CALIFORNIA | LOCAL
December 31, 2000
Re "Homework Driving Parents Nuts," Nov. 22. Your article points out that the problem begins with the parents, not the children. The parents are setting a bad example beginning with their narrow perspective of education as a whole, diminishing the authority of teachers and school administrators, and with misguided expectations of both their children and the school system. Parents too often don't set priorities in their own lives (fun, sports, ballet override homework, chores).
February 26, 1989
Peter Greenberg, who wrote "Nursery at 25,000 Feet" (Jan. 29), needs to do a lot more homework before writing another such article. First, you cannot compare a domestic deregulated airline with a government supported international foreign carrier. If the mothers would like to have all this help, they and everyone else should be prepared to pay two or three times the cost of their tickets to pay for the personnel that would be involved. Two, the size of the aircraft dictates the space for conveniences such as fold-out changing tables.
April 21, 2011 |
I get lots of emails. They generally break down like this: People telling me I'm brilliant and the reason print media is hanging on; people telling me I'm a moron and the reason print media is dying; people trying to get me to write about their book/cause/personal gripe; people asking me to read something they wrote about their book/cause/personal gripe; and people asking for help with their homework. That's right. Not a week goes by that I don't hear from at least one high school student who's been assigned a paper about my writing and wants me to tell her what to say. They come from every region of the country, and from private schools and public schools alike.
September 2, 2001 |
For a majority of U.S. teenagers, "homework" is finally living up to its name. Thanks to the Internet, research projects and other school assignments are being completed at home, online, replacing last-minute trips to the library, according to a study released Saturday.
July 1, 2011
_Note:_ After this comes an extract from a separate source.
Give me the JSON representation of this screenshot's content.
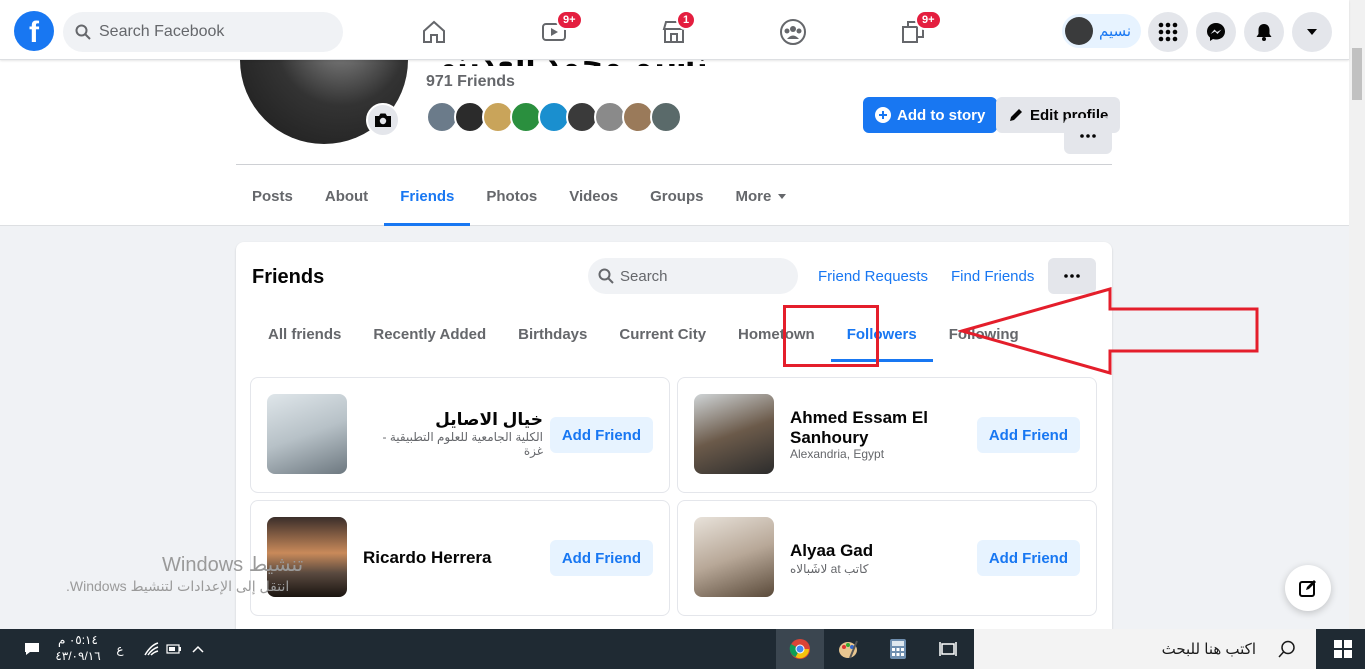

Scenes from a public school childhood: The second-grade teacher sends home a pile of worksheets almost every night. Mom is trying to coax her child through the pages once again, until the 7-year-old has a meltdown and screams, "I hate school!" That fourth-grade rite of passage — constructing a model of a California mission — is beyond the abilities of most 9-year-olds, so Dad works patiently for hours erecting miniature white walls and red roofs. When father and child proudly deliver the finished product to the classroom, they see other models so sophisticated that only professional architects could have glued sugar cubes together so artfully.
September 5, 2013 |
Well, that's one way to get into an Ivy League school. According to an email survey of more than 1,300 incoming Harvard students, the Harvard Crimson reports , 10% of the campus' new freshman class have cheated on tests and 42% have cheated on homework. That's probably going to be unwelcome news for the 377-year-old university, which is still recovering from a 2012 scandal in which more than 100 students were accused of cheating on a take-home exam for an introductory-level class on Congress.